=== Begin Enclosure ===
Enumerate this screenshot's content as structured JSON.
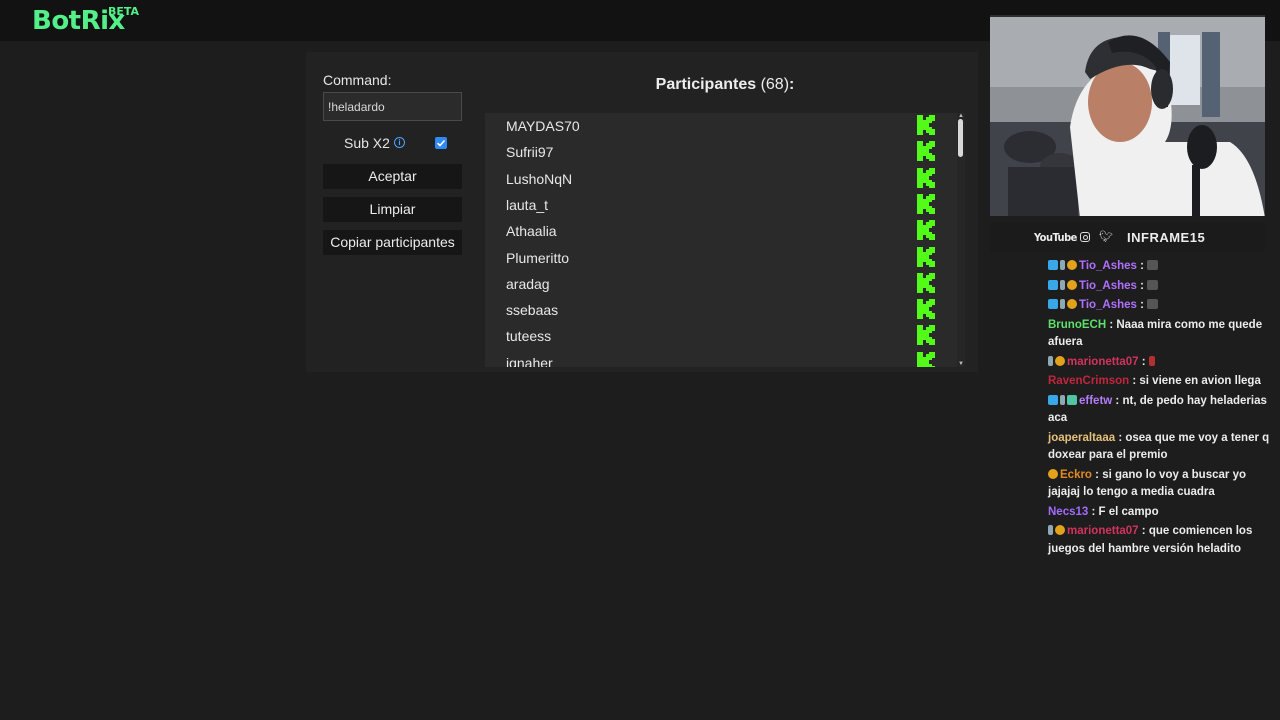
{
  "app": {
    "name": "BotRix",
    "badge": "BETA",
    "accent": "#53f08a"
  },
  "form": {
    "command_label": "Command:",
    "command_value": "!heladardo",
    "sub_label": "Sub X2",
    "sub_checked": true,
    "buttons": {
      "accept": "Aceptar",
      "clear": "Limpiar",
      "copy": "Copiar participantes"
    }
  },
  "participants": {
    "title": "Participantes",
    "count": "(68)",
    "colon": ":",
    "platform_icon": "kick-icon",
    "platform_color": "#53fc18",
    "items": [
      "MAYDAS70",
      "Sufrii97",
      "LushoNqN",
      "lauta_t",
      "Athaalia",
      "Plumeritto",
      "aradag",
      "ssebaas",
      "tuteess",
      "ignaher"
    ]
  },
  "stream_overlay": {
    "youtube": "YouTube",
    "handle": "INFRAME15"
  },
  "chat": [
    {
      "user": "Tio_Ashes",
      "color": "#b070ff",
      "sep": " :",
      "text": ""
    },
    {
      "user": "Tio_Ashes",
      "color": "#b070ff",
      "sep": " :",
      "text": ""
    },
    {
      "user": "Tio_Ashes",
      "color": "#b070ff",
      "sep": " :",
      "text": ""
    },
    {
      "user": "BrunoECH",
      "color": "#5ee06a",
      "sep": " :",
      "text": " Naaa mira como me quede afuera"
    },
    {
      "user": "marionetta07",
      "color": "#d2335c",
      "sep": " :",
      "text": ""
    },
    {
      "user": "RavenCrimson",
      "color": "#c1263d",
      "sep": " :",
      "text": " si viene en avion llega"
    },
    {
      "user": "effetw",
      "color": "#b47cff",
      "sep": " :",
      "text": " nt, de pedo hay heladerias aca"
    },
    {
      "user": "joaperaltaaa",
      "color": "#e6c07a",
      "sep": " :",
      "text": " osea que me voy a tener q doxear para el premio"
    },
    {
      "user": "Eckro",
      "color": "#e58a1f",
      "sep": " :",
      "text": " si gano lo voy a buscar yo jajajaj lo tengo a media cuadra"
    },
    {
      "user": "Necs13",
      "color": "#a26bff",
      "sep": " :",
      "text": " F el campo"
    },
    {
      "user": "marionetta07",
      "color": "#d2335c",
      "sep": " :",
      "text": " que comiencen los juegos del hambre versión heladito"
    }
  ]
}
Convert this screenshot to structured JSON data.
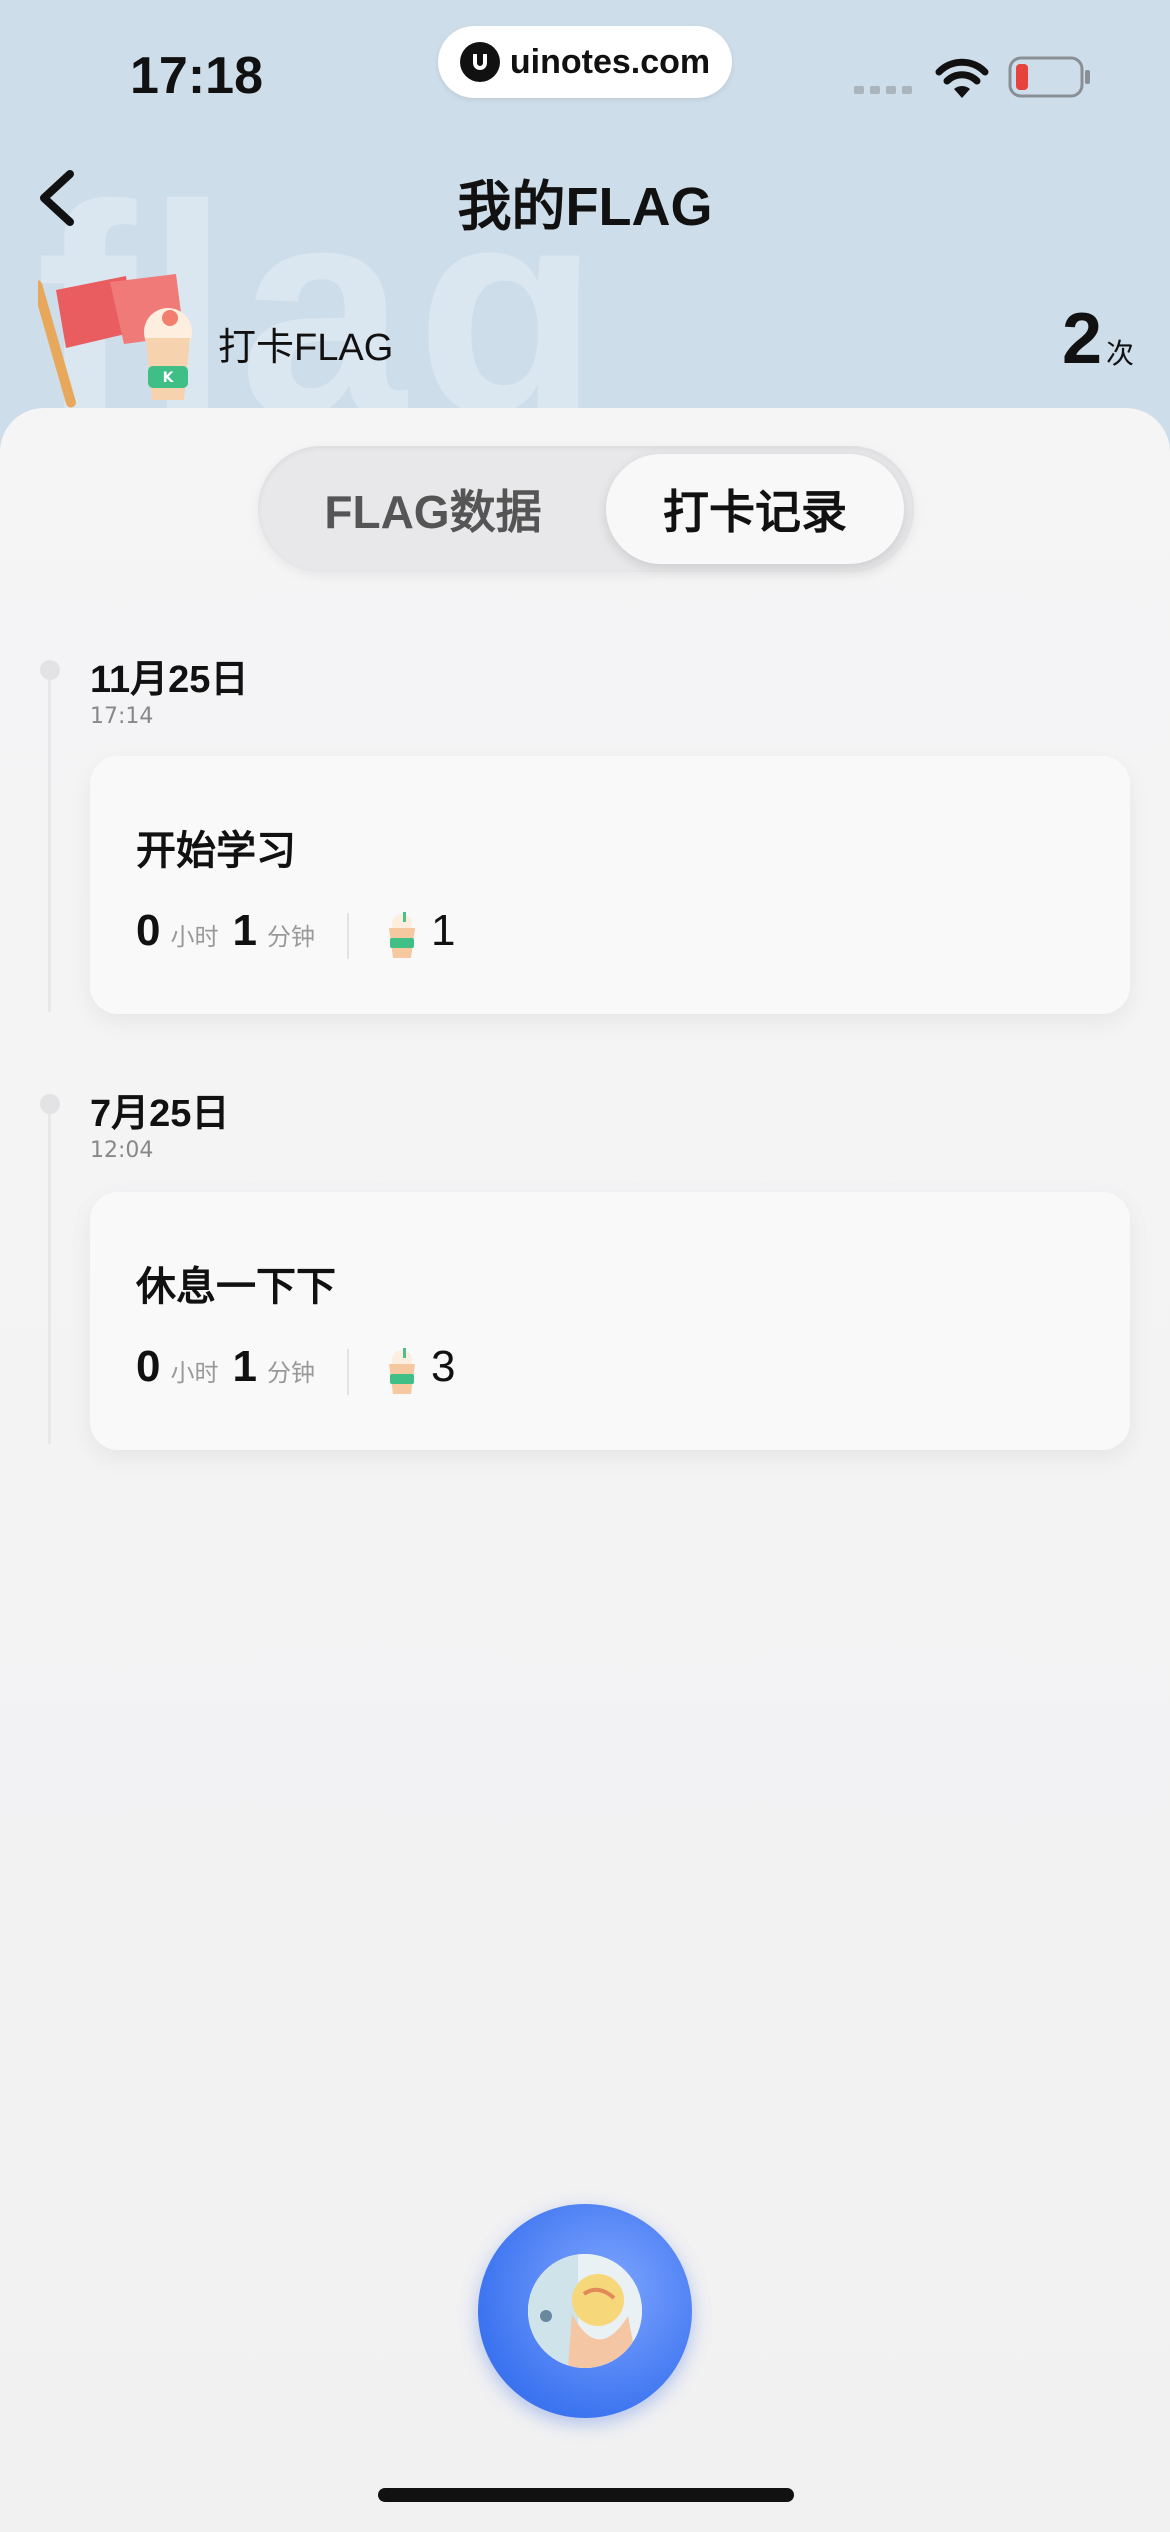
{
  "status_bar": {
    "time": "17:18",
    "url": "uinotes.com"
  },
  "nav": {
    "title": "我的FLAG",
    "back_icon": "chevron-left-icon"
  },
  "summary": {
    "label": "打卡FLAG",
    "count": "2",
    "count_unit": "次",
    "watermark": "flag"
  },
  "tabs": [
    {
      "label": "FLAG数据",
      "active": false
    },
    {
      "label": "打卡记录",
      "active": true
    }
  ],
  "records": [
    {
      "date": "11月25日",
      "time": "17:14",
      "name": "开始学习",
      "hours": "0",
      "hours_unit": "小时",
      "minutes": "1",
      "minutes_unit": "分钟",
      "cups": "1"
    },
    {
      "date": "7月25日",
      "time": "12:04",
      "name": "休息一下下",
      "hours": "0",
      "hours_unit": "小时",
      "minutes": "1",
      "minutes_unit": "分钟",
      "cups": "3"
    }
  ],
  "colors": {
    "header_bg": "#cddde9",
    "fab_blue": "#3d74f0",
    "panel_bg": "#f3f3f4"
  }
}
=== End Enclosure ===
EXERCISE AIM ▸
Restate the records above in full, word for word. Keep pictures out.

YOUR SOLUTION ▸
Enumerate this screenshot's content as structured JSON.
{
  "app": {
    "name": "BotRix",
    "badge": "BETA",
    "accent": "#53f08a"
  },
  "form": {
    "command_label": "Command:",
    "command_value": "!heladardo",
    "sub_label": "Sub X2",
    "sub_checked": true,
    "buttons": {
      "accept": "Aceptar",
      "clear": "Limpiar",
      "copy": "Copiar participantes"
    }
  },
  "participants": {
    "title": "Participantes",
    "count": "(68)",
    "colon": ":",
    "platform_icon": "kick-icon",
    "platform_color": "#53fc18",
    "items": [
      "MAYDAS70",
      "Sufrii97",
      "LushoNqN",
      "lauta_t",
      "Athaalia",
      "Plumeritto",
      "aradag",
      "ssebaas",
      "tuteess",
      "ignaher"
    ]
  },
  "stream_overlay": {
    "youtube": "YouTube",
    "handle": "INFRAME15"
  },
  "chat": [
    {
      "user": "Tio_Ashes",
      "color": "#b070ff",
      "sep": " :",
      "text": ""
    },
    {
      "user": "Tio_Ashes",
      "color": "#b070ff",
      "sep": " :",
      "text": ""
    },
    {
      "user": "Tio_Ashes",
      "color": "#b070ff",
      "sep": " :",
      "text": ""
    },
    {
      "user": "BrunoECH",
      "color": "#5ee06a",
      "sep": " :",
      "text": " Naaa mira como me quede afuera"
    },
    {
      "user": "marionetta07",
      "color": "#d2335c",
      "sep": " :",
      "text": ""
    },
    {
      "user": "RavenCrimson",
      "color": "#c1263d",
      "sep": " :",
      "text": " si viene en avion llega"
    },
    {
      "user": "effetw",
      "color": "#b47cff",
      "sep": " :",
      "text": " nt, de pedo hay heladerias aca"
    },
    {
      "user": "joaperaltaaa",
      "color": "#e6c07a",
      "sep": " :",
      "text": " osea que me voy a tener q doxear para el premio"
    },
    {
      "user": "Eckro",
      "color": "#e58a1f",
      "sep": " :",
      "text": " si gano lo voy a buscar yo jajajaj lo tengo a media cuadra"
    },
    {
      "user": "Necs13",
      "color": "#a26bff",
      "sep": " :",
      "text": " F el campo"
    },
    {
      "user": "marionetta07",
      "color": "#d2335c",
      "sep": " :",
      "text": " que comiencen los juegos del hambre versión heladito"
    }
  ]
}
Convert this screenshot to structured JSON data.
{
  "status_bar": {
    "time": "17:18",
    "url": "uinotes.com"
  },
  "nav": {
    "title": "我的FLAG",
    "back_icon": "chevron-left-icon"
  },
  "summary": {
    "label": "打卡FLAG",
    "count": "2",
    "count_unit": "次",
    "watermark": "flag"
  },
  "tabs": [
    {
      "label": "FLAG数据",
      "active": false
    },
    {
      "label": "打卡记录",
      "active": true
    }
  ],
  "records": [
    {
      "date": "11月25日",
      "time": "17:14",
      "name": "开始学习",
      "hours": "0",
      "hours_unit": "小时",
      "minutes": "1",
      "minutes_unit": "分钟",
      "cups": "1"
    },
    {
      "date": "7月25日",
      "time": "12:04",
      "name": "休息一下下",
      "hours": "0",
      "hours_unit": "小时",
      "minutes": "1",
      "minutes_unit": "分钟",
      "cups": "3"
    }
  ],
  "colors": {
    "header_bg": "#cddde9",
    "fab_blue": "#3d74f0",
    "panel_bg": "#f3f3f4"
  }
}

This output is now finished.